A killer burger recipe requires different cookery than a smoked rib, obviously. Before jumping into a DIY project full-swing, it helps to decide exactly what you need. Most homeowners feel completely satisfied with a wood-framed kitchen island outfitted with cabinets, a mini-fridge, and a rolling gas-powered grill. To protect the cabinets and grill, and give the whole piece a finished effect, they often apply a faux stone veneer using a scratch coat of mortar and wire spread over plywood sheathing.
That’s just the basic model, of course. Many homeowners choose to additionally construct their own wood-fired ovens, or even install an outdoor supply line and full kitchen sink. Or they add a chimenea, built-in stove, or even an alcove for a standing charcoal grill or large smoker. Or they may have a second island angled off the first to create a luxury kitchen affect.
It all depends upon how often you cook—and how much you detest bringing things out from your indoor kitchen before you get started.
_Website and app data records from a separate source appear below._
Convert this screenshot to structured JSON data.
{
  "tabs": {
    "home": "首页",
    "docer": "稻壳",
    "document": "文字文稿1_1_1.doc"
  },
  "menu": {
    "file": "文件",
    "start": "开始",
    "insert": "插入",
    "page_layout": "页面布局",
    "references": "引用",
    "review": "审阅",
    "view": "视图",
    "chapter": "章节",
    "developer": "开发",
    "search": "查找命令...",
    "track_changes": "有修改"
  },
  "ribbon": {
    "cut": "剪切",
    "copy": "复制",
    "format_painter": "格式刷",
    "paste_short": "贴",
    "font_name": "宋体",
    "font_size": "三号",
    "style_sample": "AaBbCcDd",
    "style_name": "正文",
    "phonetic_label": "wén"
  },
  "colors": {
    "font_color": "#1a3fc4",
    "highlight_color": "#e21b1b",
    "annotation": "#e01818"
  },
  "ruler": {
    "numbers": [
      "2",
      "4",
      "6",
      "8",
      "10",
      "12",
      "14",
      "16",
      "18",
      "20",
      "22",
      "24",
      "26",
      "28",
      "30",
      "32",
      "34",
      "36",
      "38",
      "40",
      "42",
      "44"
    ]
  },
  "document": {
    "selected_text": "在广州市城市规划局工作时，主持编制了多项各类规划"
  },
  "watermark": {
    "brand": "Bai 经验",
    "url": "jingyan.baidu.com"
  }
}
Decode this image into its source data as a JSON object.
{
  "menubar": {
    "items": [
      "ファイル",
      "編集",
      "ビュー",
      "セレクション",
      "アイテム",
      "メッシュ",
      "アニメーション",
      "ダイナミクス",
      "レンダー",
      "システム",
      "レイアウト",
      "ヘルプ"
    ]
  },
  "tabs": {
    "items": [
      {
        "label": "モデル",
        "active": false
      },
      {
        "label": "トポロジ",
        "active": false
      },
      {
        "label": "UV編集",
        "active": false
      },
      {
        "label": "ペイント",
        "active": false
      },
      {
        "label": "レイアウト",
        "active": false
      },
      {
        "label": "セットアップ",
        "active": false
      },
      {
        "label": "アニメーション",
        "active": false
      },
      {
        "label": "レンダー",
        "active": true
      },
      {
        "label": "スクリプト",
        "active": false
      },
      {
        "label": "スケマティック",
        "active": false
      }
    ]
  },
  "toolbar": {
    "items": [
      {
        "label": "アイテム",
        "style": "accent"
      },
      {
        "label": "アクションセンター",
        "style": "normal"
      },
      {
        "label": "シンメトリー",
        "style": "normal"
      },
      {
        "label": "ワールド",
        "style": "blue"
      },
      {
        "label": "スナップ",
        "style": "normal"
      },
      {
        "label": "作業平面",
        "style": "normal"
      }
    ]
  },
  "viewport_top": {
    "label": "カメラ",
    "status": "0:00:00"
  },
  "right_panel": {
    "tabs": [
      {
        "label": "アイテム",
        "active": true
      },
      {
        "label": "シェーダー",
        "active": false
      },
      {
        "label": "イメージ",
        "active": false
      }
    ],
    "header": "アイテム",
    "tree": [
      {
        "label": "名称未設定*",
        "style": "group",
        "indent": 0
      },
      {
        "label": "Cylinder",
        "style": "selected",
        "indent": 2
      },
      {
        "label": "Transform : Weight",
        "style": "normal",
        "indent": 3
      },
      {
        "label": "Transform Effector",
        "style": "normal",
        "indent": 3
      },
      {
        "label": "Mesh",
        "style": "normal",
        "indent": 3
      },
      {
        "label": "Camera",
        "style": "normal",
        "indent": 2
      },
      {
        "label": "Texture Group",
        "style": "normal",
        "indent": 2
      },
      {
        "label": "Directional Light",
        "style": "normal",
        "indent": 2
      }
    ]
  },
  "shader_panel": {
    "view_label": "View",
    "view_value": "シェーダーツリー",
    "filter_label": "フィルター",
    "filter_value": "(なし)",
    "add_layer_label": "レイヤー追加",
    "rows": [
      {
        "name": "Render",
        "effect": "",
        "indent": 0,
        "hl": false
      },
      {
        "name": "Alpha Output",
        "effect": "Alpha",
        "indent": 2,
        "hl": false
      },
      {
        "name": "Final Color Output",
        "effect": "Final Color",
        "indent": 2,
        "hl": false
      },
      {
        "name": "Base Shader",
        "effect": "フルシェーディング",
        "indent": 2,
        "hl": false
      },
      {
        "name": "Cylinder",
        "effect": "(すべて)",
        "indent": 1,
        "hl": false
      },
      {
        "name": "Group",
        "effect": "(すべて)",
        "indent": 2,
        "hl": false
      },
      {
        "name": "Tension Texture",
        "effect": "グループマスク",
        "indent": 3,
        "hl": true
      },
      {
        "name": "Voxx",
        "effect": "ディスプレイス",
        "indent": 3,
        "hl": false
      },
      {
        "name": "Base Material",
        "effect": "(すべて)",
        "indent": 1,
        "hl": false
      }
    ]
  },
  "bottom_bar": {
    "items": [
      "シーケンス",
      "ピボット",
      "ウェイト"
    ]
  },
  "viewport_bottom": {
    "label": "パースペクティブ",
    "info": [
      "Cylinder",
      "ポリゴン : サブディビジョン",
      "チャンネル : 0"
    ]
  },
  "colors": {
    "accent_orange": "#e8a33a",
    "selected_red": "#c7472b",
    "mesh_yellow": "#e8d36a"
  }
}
If you’re serious about your barbecue, you may find you need quite a bit of storage, particularly if you run out of room for larger cuts of meat in your refrigerator.
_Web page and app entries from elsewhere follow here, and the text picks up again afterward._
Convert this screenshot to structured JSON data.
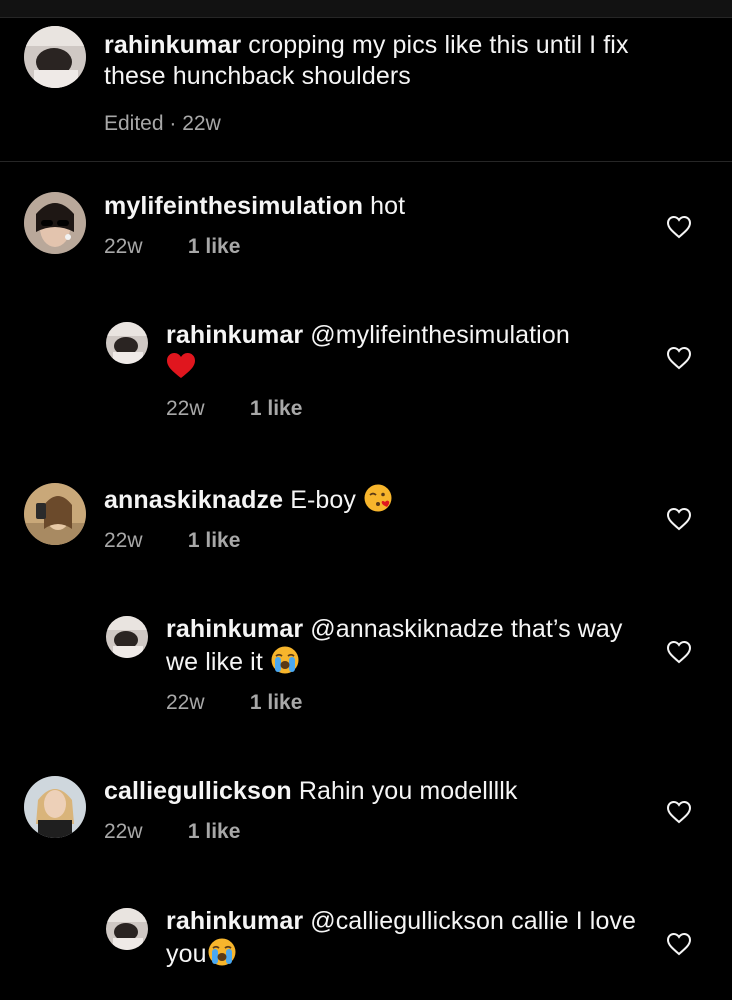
{
  "caption": {
    "username": "rahinkumar",
    "text": "cropping my pics like this until I fix these hunchback shoulders",
    "meta": "Edited · 22w"
  },
  "comments": [
    {
      "username": "mylifeinthesimulation",
      "text": "hot",
      "time": "22w",
      "likes": "1 like",
      "avatar_icon": "avatar-woman-sunglasses"
    },
    {
      "username": "rahinkumar",
      "text": "@mylifeinthesimulation",
      "emoji": "red-heart-emoji",
      "time": "22w",
      "likes": "1 like",
      "avatar_icon": "avatar-rahinkumar"
    },
    {
      "username": "annaskiknadze",
      "text": "E-boy",
      "emoji": "face-blowing-kiss-emoji",
      "time": "22w",
      "likes": "1 like",
      "avatar_icon": "avatar-woman-selfie"
    },
    {
      "username": "rahinkumar",
      "text": "@annaskiknadze that’s way we like it",
      "emoji": "loudly-crying-face-emoji",
      "time": "22w",
      "likes": "1 like",
      "avatar_icon": "avatar-rahinkumar"
    },
    {
      "username": "calliegullickson",
      "text": "Rahin you modellllk",
      "time": "22w",
      "likes": "1 like",
      "avatar_icon": "avatar-woman-blonde"
    },
    {
      "username": "rahinkumar",
      "text": "@calliegullickson callie I love you",
      "emoji": "loudly-crying-face-emoji",
      "time": "22w",
      "likes": "1 like",
      "avatar_icon": "avatar-rahinkumar"
    }
  ],
  "colors": {
    "background": "#000000",
    "primary_text": "#f5f5f5",
    "secondary_text": "#a8a8a8",
    "divider": "#262626"
  }
}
Will You Need Plumbing, Electricity and Gas Lines?
There’s no two ways about it: adding outlets for a refrigerator and plumbing supply lines for a sink will significantly increase the project’s complexity. Still, if your kitchen area has a cover, and if you plan on cooking outdoors fairly frequently, it may be worth the extra effort in the long run. It sounds simple enough to get by without a sink in the abstract, but in practice, it means a lot of messy clean up that could be avoided with outdoor access. To simplify the project, skip the hot water lines and run just cold water outdoors. That way, you don’t have to insulate the pipes.
And if you do hope to use your kitchen year round, task lighting installed in the area can make the job a lot more comfortable when the days get shorter. You’ll also probably want a few outlets for appliances, as well.
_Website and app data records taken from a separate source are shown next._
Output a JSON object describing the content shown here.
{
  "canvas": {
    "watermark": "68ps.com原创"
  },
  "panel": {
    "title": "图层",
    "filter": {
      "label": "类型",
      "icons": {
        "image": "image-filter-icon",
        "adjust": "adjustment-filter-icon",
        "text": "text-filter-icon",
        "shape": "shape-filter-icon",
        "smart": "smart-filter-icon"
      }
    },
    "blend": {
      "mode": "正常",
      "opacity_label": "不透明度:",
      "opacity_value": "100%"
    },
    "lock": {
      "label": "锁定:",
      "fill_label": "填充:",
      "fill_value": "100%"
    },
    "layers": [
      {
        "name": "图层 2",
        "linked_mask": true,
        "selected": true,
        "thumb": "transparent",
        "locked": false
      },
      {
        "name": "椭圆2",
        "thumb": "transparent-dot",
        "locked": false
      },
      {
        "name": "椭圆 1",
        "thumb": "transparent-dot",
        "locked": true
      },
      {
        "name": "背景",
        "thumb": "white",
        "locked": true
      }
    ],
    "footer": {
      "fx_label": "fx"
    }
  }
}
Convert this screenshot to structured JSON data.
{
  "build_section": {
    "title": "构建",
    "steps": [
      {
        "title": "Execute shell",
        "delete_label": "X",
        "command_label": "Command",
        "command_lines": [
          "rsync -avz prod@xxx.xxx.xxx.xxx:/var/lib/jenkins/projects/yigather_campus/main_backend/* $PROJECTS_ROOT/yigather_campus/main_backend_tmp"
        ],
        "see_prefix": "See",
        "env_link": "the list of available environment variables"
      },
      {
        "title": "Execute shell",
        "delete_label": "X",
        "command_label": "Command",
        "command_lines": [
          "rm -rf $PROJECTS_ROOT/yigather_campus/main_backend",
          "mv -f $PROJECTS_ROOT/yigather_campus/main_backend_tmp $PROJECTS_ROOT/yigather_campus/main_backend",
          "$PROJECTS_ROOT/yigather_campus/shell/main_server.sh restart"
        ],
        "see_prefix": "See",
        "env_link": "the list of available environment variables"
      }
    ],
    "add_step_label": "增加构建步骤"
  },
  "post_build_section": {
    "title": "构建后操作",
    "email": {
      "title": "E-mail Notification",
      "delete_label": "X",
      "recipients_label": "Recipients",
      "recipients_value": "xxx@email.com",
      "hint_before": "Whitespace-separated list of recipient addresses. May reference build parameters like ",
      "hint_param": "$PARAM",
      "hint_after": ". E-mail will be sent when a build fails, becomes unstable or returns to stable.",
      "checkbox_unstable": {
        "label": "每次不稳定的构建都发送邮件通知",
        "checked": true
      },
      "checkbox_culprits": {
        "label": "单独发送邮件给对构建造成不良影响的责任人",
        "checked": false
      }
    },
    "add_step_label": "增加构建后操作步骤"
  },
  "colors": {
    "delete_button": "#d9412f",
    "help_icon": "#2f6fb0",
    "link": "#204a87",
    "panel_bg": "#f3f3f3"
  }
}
However, if you decide to run electric, gas lines, or plumbing outside, plan on hiring a qualified contractor for this part of the job. In particular, if you want to add electrical lines, you’ll typically need to set up a separate ground fault circuit interrupted circuit board outside your home.
Additionally, you can also choose to install natural gas lines to fuel your gas-powered grill, in place of individual propane tanks. That will add somewhere between $500 to $600 to your project.
All of these require specialized knowledge that can make it difficult for a homeowner to complete by themselves. And the outdoor element adds additional complexity, since you’ll need to protect lines and outlets from the elements. Your contractor can provide professional advice for how to do this safely.
Weatherproofing Your Kitchen
Even if your kitchen will go in a sheltered or covered area, you’ll still want to consider the sturdiness of your surfaces. Particularly, look for stainless steel cabinets that won’t rust or degrade throughout a variety of weather conditions. Opt for models with welded corners to prevent leaks and condensation.
If you don’t particularly like the look of steel, you can also go with teak or marine-grade polymer cabinets as well. Make sure you properly seal the wooden frame with mortar to keep it from rotting over time. Water-resistant counter-top materials like stone, concrete and tile make some of the better options here.
If you don’t have a cover, pergola, or other shelter on your deck or patio, invest in a retractable awning or other shade to partially protect the kitchen from inclement weather—especially if you have gas, outlets, and electrical lines in the area. That way, you’ll stay safe while cooking up the world’s best burger. An outdoor kitchen: party perfection made easy!